▶ **Assignment**: Return every entry exactly as written, with the pictures removed.

*** Opening Material for this task ***

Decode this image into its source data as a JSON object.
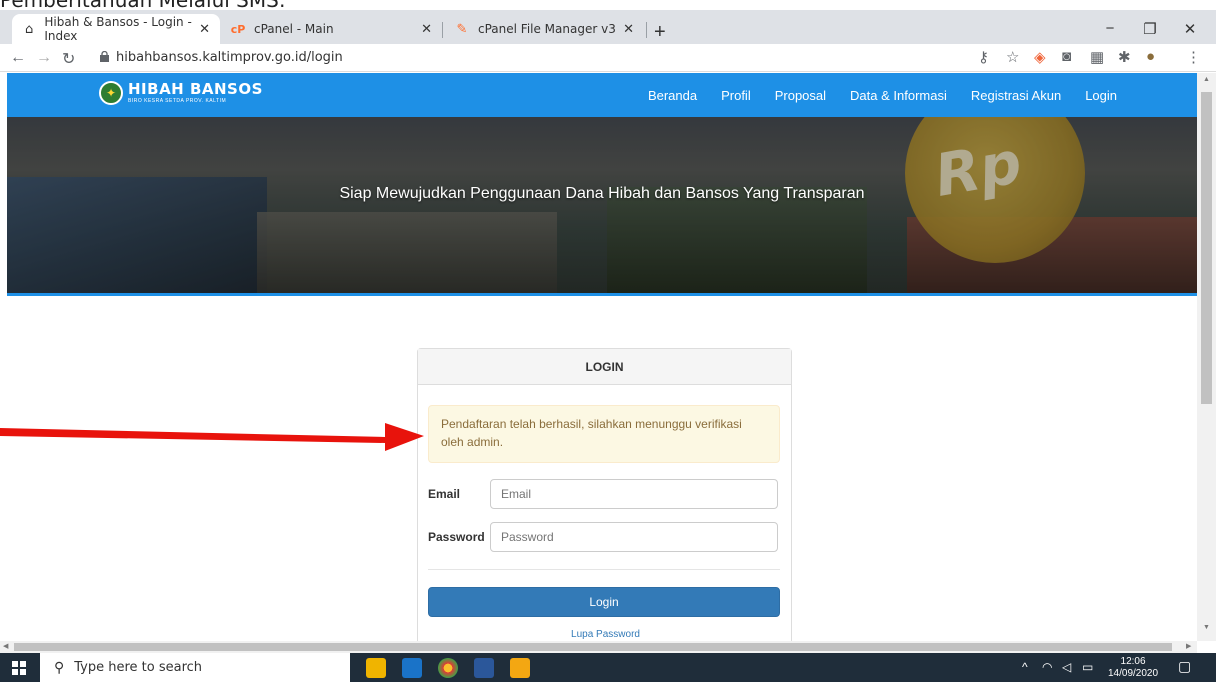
{
  "caption": "Pemberitahuan Melalui SMS:",
  "browser": {
    "tabs": [
      {
        "label": "Hibah & Bansos - Login - Index",
        "active": true
      },
      {
        "label": "cPanel - Main",
        "active": false
      },
      {
        "label": "cPanel File Manager v3",
        "active": false
      }
    ],
    "url": "hibahbansos.kaltimprov.go.id/login"
  },
  "site": {
    "brand_title": "HIBAH BANSOS",
    "brand_subtitle": "BIRO KESRA SETDA PROV. KALTIM",
    "nav": [
      "Beranda",
      "Profil",
      "Proposal",
      "Data & Informasi",
      "Registrasi Akun",
      "Login"
    ],
    "hero_title": "Siap Mewujudkan Penggunaan Dana Hibah dan Bansos Yang Transparan",
    "hero_coin": "Rp",
    "accent": "#1e90e6"
  },
  "login": {
    "heading": "LOGIN",
    "alert": "Pendaftaran telah berhasil, silahkan menunggu verifikasi oleh admin.",
    "email_label": "Email",
    "email_placeholder": "Email",
    "password_label": "Password",
    "password_placeholder": "Password",
    "button": "Login",
    "forgot": "Lupa Password"
  },
  "taskbar": {
    "search_placeholder": "Type here to search",
    "time": "12:06",
    "date": "14/09/2020"
  }
}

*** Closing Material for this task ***

▶ **Expected answer**:
Decode this image into its source data as a JSON object.
{
  "caption": "Pemberitahuan Melalui SMS:",
  "browser": {
    "tabs": [
      {
        "label": "Hibah & Bansos - Login - Index",
        "active": true
      },
      {
        "label": "cPanel - Main",
        "active": false
      },
      {
        "label": "cPanel File Manager v3",
        "active": false
      }
    ],
    "url": "hibahbansos.kaltimprov.go.id/login"
  },
  "site": {
    "brand_title": "HIBAH BANSOS",
    "brand_subtitle": "BIRO KESRA SETDA PROV. KALTIM",
    "nav": [
      "Beranda",
      "Profil",
      "Proposal",
      "Data & Informasi",
      "Registrasi Akun",
      "Login"
    ],
    "hero_title": "Siap Mewujudkan Penggunaan Dana Hibah dan Bansos Yang Transparan",
    "hero_coin": "Rp",
    "accent": "#1e90e6"
  },
  "login": {
    "heading": "LOGIN",
    "alert": "Pendaftaran telah berhasil, silahkan menunggu verifikasi oleh admin.",
    "email_label": "Email",
    "email_placeholder": "Email",
    "password_label": "Password",
    "password_placeholder": "Password",
    "button": "Login",
    "forgot": "Lupa Password"
  },
  "taskbar": {
    "search_placeholder": "Type here to search",
    "time": "12:06",
    "date": "14/09/2020"
  }
}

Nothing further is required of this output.